Instead of allowing green to become a zeitgeist’s buzzword, sound bite, marketing strategy, or sales tool, let’s approach green as a broad mindset and non-disciplinary initiative. And let’s realize this mindset through small daily decisions and targeted personal, technical, and humanitarian strategies. Green design, bamboo flooring, and solar panels, are merely the evidence of such a school of thought, the effect. It starts with a decision, and that decision can only originate in the minds of individuals.

In 2007, let’s make green choices in all those small moments we so quickly overlook as mundane and routine. Smile at your neighbor. Resist road rage. Or better yet, ride your bike. Buy strawberries from the local farm. Make a bag lunch for the homeless man on the corner. Be resourceful. Read more. Plant a tree. Hug your loved ones. There’s so much to do…

So here’s to you. Here’s to a new year to do things better and design our days with intention.

golden gate bridge, san francisco, inhabitat new years resolution

In 2006, consumer culture embraced the green ideal with force. It pervaded Hollywood, print media, the fashion industry, and products from cleaning supplies to coffee to clothes. Climate change at last got the attention and validation it deserved years ago, inciting industry leaders in many areas to start reconsidering their operations.

Perhaps most apparently, green principles permeated the building industry in an unprecedented manner.
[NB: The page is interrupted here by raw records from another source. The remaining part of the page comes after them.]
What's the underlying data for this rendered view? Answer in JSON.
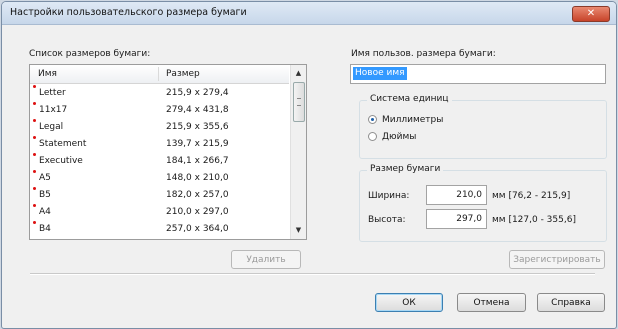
{
  "window": {
    "title": "Настройки пользовательского размера бумаги",
    "close_symbol": "✕"
  },
  "paper_list": {
    "label": "Список размеров бумаги:",
    "columns": [
      "Имя",
      "Размер"
    ],
    "rows": [
      {
        "name": "Letter",
        "size": "215,9 x 279,4"
      },
      {
        "name": "11x17",
        "size": "279,4 x 431,8"
      },
      {
        "name": "Legal",
        "size": "215,9 x 355,6"
      },
      {
        "name": "Statement",
        "size": "139,7 x 215,9"
      },
      {
        "name": "Executive",
        "size": "184,1 x 266,7"
      },
      {
        "name": "A5",
        "size": "148,0 x 210,0"
      },
      {
        "name": "B5",
        "size": "182,0 x 257,0"
      },
      {
        "name": "A4",
        "size": "210,0 x 297,0"
      },
      {
        "name": "B4",
        "size": "257,0 x 364,0"
      }
    ],
    "delete_label": "Удалить"
  },
  "custom_name": {
    "label": "Имя пользов. размера бумаги:",
    "value": "Новое имя"
  },
  "units": {
    "title": "Система единиц",
    "options": [
      "Миллиметры",
      "Дюймы"
    ],
    "selected": 0
  },
  "paper_size": {
    "title": "Размер бумаги",
    "width": {
      "label": "Ширина:",
      "value": "210,0",
      "range": "мм [76,2 - 215,9]"
    },
    "height": {
      "label": "Высота:",
      "value": "297,0",
      "range": "мм [127,0 - 355,6]"
    }
  },
  "buttons": {
    "register": "Зарегистрировать",
    "ok": "ОК",
    "cancel": "Отмена",
    "help": "Справка"
  }
}
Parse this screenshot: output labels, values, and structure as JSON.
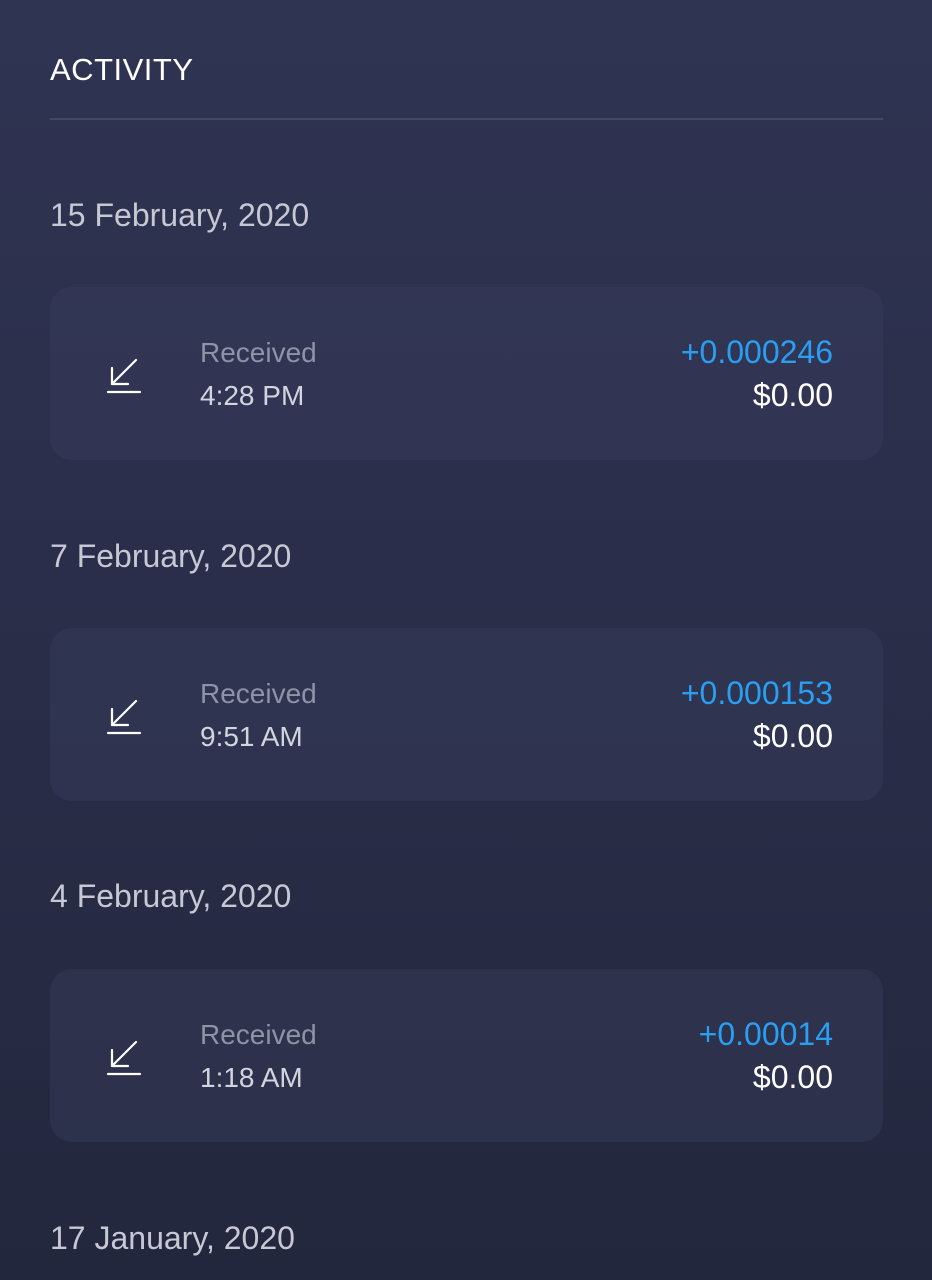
{
  "header": {
    "title": "ACTIVITY"
  },
  "groups": [
    {
      "date": "15 February, 2020",
      "transactions": [
        {
          "icon": "receive-arrow-icon",
          "type": "Received",
          "time": "4:28 PM",
          "amount": "+0.000246",
          "fiat": "$0.00"
        }
      ]
    },
    {
      "date": "7 February, 2020",
      "transactions": [
        {
          "icon": "receive-arrow-icon",
          "type": "Received",
          "time": "9:51 AM",
          "amount": "+0.000153",
          "fiat": "$0.00"
        }
      ]
    },
    {
      "date": "4 February, 2020",
      "transactions": [
        {
          "icon": "receive-arrow-icon",
          "type": "Received",
          "time": "1:18 AM",
          "amount": "+0.00014",
          "fiat": "$0.00"
        }
      ]
    },
    {
      "date": "17 January, 2020",
      "transactions": []
    }
  ],
  "colors": {
    "amount_positive": "#2a9ef1",
    "background_top": "#2f3452",
    "background_bottom": "#23273d",
    "card_background": "#30344f"
  }
}
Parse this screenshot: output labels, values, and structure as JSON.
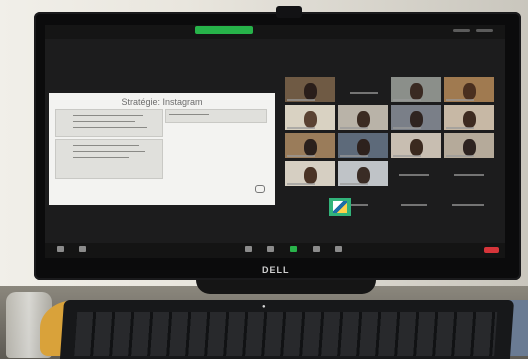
{
  "screen": {
    "slide_title": "Stratégie: Instagram",
    "brand": "DELL"
  },
  "colors": {
    "zoom_green": "#27b34a",
    "leave_red": "#d6353a",
    "active_speaker_border": "#46d246"
  },
  "icons": {
    "share": "share-screen-icon",
    "mic": "microphone-icon",
    "video": "camera-icon",
    "participants": "participants-icon",
    "chat": "chat-icon",
    "record": "record-icon",
    "reactions": "reactions-icon"
  }
}
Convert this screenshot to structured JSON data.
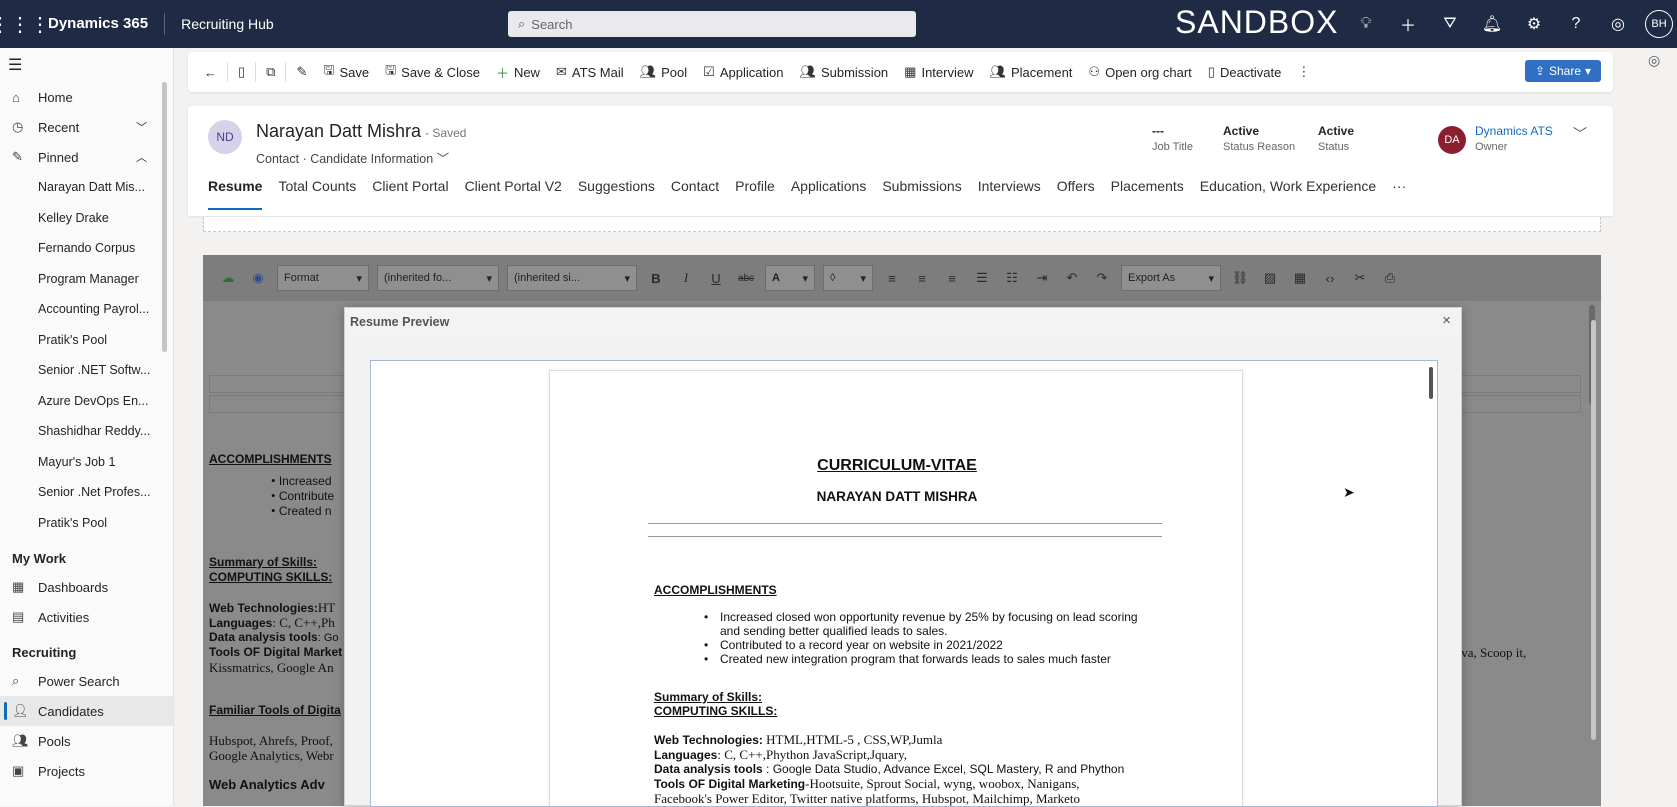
{
  "topbar": {
    "brand": "Dynamics 365",
    "app": "Recruiting Hub",
    "search_placeholder": "Search",
    "environment": "SANDBOX",
    "user_initials": "BH"
  },
  "sidebar": {
    "home": "Home",
    "recent": "Recent",
    "pinned": "Pinned",
    "pinned_items": [
      "Narayan Datt Mis...",
      "Kelley Drake",
      "Fernando Corpus",
      "Program Manager",
      "Accounting Payrol...",
      "Pratik's Pool",
      "Senior .NET Softw...",
      "Azure DevOps En...",
      "Shashidhar Reddy...",
      "Mayur's Job 1",
      "Senior .Net Profes...",
      "Pratik's Pool"
    ],
    "my_work": "My Work",
    "dashboards": "Dashboards",
    "activities": "Activities",
    "recruiting": "Recruiting",
    "power_search": "Power Search",
    "candidates": "Candidates",
    "pools": "Pools",
    "projects": "Projects"
  },
  "commands": {
    "save": "Save",
    "save_close": "Save & Close",
    "new": "New",
    "ats_mail": "ATS Mail",
    "pool": "Pool",
    "application": "Application",
    "submission": "Submission",
    "interview": "Interview",
    "placement": "Placement",
    "open_org_chart": "Open org chart",
    "deactivate": "Deactivate",
    "share": "Share"
  },
  "record": {
    "initials": "ND",
    "name": "Narayan Datt Mishra",
    "saved": "- Saved",
    "entity": "Contact",
    "form": "Candidate Information",
    "job_title_value": "---",
    "job_title_label": "Job Title",
    "status_reason_value": "Active",
    "status_reason_label": "Status Reason",
    "status_value": "Active",
    "status_label": "Status",
    "owner_initials": "DA",
    "owner_value": "Dynamics ATS",
    "owner_label": "Owner"
  },
  "tabs": [
    "Resume",
    "Total Counts",
    "Client Portal",
    "Client Portal V2",
    "Suggestions",
    "Contact",
    "Profile",
    "Applications",
    "Submissions",
    "Interviews",
    "Offers",
    "Placements",
    "Education, Work Experience",
    "···"
  ],
  "editor": {
    "format": "Format",
    "font": "(inherited fo...",
    "size": "(inherited si...",
    "font_color": "A",
    "export": "Export As",
    "accomplishments": "ACCOMPLISHMENTS",
    "bullet1": "Increased",
    "bullet2": "Contribute",
    "bullet3": "Created n",
    "summary": "Summary of Skills:",
    "computing": "COMPUTING SKILLS:",
    "web_label": "Web Technologies:",
    "web_value": "HT",
    "lang_label": "Languages",
    "lang_value": ":  C, C++,Ph",
    "data_label": "Data analysis tools",
    "data_value": ": Go",
    "tools_label": "Tools OF Digital Market",
    "kissmetrics": "Kissmatrics, Google An",
    "right_tail": "anva, Scoop it,",
    "familiar": "Familiar Tools of Digita",
    "hubspot": "Hubspot, Ahrefs, Proof,",
    "ganalytics": "Google Analytics, Webr",
    "web_analytics": "Web Analytics Adv"
  },
  "modal": {
    "title": "Resume Preview",
    "close": "×"
  },
  "resume": {
    "title": "CURRICULUM-VITAE",
    "name": "NARAYAN DATT MISHRA",
    "accomplishments": "ACCOMPLISHMENTS",
    "bullets": [
      "Increased closed won opportunity revenue by 25% by focusing on lead scoring and sending better qualified leads to sales.",
      "Contributed to a record year on website in 2021/2022",
      "Created new integration program that forwards leads to sales much faster"
    ],
    "summary": "Summary of Skills:",
    "computing": "COMPUTING SKILLS:",
    "web_label": "Web Technologies:",
    "web_value": " HTML,HTML-5 , CSS,WP,Jumla",
    "lang_label": "Languages",
    "lang_value": ":  C, C++,Phython JavaScript,Jquary,",
    "data_label": "Data analysis tools",
    "data_value": " : Google Data Studio, Advance Excel, SQL Mastery, R and Phython",
    "tools_label": "Tools OF Digital Marketing",
    "tools_value": "-Hootsuite, Sprout Social, wyng, woobox, Nanigans,",
    "tools_line2": "Facebook's Power Editor, Twitter native platforms, Hubspot, Mailchimp, Marketo"
  }
}
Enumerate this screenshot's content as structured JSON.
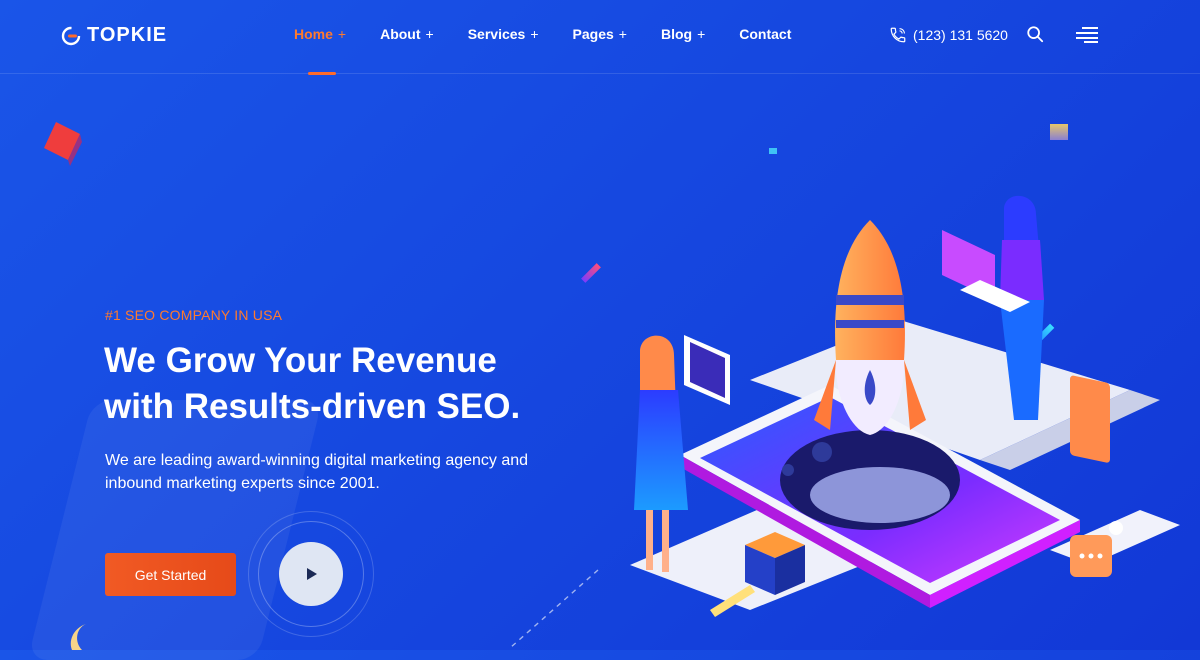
{
  "brand": {
    "name": "TOPKIE"
  },
  "nav": {
    "items": [
      {
        "label": "Home",
        "suffix": "+"
      },
      {
        "label": "About",
        "suffix": "+"
      },
      {
        "label": "Services",
        "suffix": "+"
      },
      {
        "label": "Pages",
        "suffix": "+"
      },
      {
        "label": "Blog",
        "suffix": "+"
      },
      {
        "label": "Contact",
        "suffix": ""
      }
    ],
    "active_index": 0
  },
  "contact": {
    "phone": "(123) 131 5620"
  },
  "icons": {
    "phone": "phone-icon",
    "search": "search-icon",
    "menu": "hamburger-menu-icon",
    "play": "play-icon"
  },
  "hero": {
    "tagline": "#1 SEO COMPANY IN USA",
    "headline_line1": "We Grow Your Revenue",
    "headline_line2": "with Results-driven SEO.",
    "description_line1": "We are leading award-winning digital marketing agency and",
    "description_line2": "inbound marketing experts since 2001.",
    "cta_label": "Get Started"
  },
  "colors": {
    "background": "#1648e0",
    "accent": "#f15a24",
    "accent_text": "#ff7a2e",
    "text": "#ffffff"
  }
}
Suddenly LEED is a part of common usage when speaking of renovation, development and new homes. Solar, wind, geothermal, efficient lighting and windows, and VOC-free paints are a typical consideration. This is a big deal with some momentum behind it.

In 2007, I hope to see all the great ideas and concepts we’re watching develop in green design start to reach fruition. As it becomes clearer that going green makes economic sense, I expect the idea-generators to find the financial supporters they seek. But without implementation, we’re just arming ourselves with brilliant ideas as we continue down the path towards crisis.

I believe we’ll see larger scale change by improving sustainability education and increasing access to the green goods that are already out there. Healthy food, responsibly designed and procured products, sensible transportation, and safe living environments need to be within everyone’s reach. It’s beginning to happen, but we all need to support the process, and as we go, we need to maintain ever higher standards of what “green” means, ensuring that mass adoption doesn’t dilute the results.

We face a critical moment — a major and mandatory redesign of the systems, materials and objects that surround us. We need to undertake this project not with fear and dread, but inspiration and elation. An incredible network of individuals and a bottomless well of creative energy exist to start making it happen. If you’re reading this, you’re probably already on board, so in 2007, bring someone new into the fray; we have a lot of work ahead of us.

Finally, a huge thank you to all of you who’ve been reading, commenting on, and otherwise supporting Inhabitat in 2006. It’s been a great year of growth for us, and we’re anticipating a phenomenal year ahead. We hope you’ll stick with us and make your voices heard as we work to make this the best resource around for sustainable design and architecture.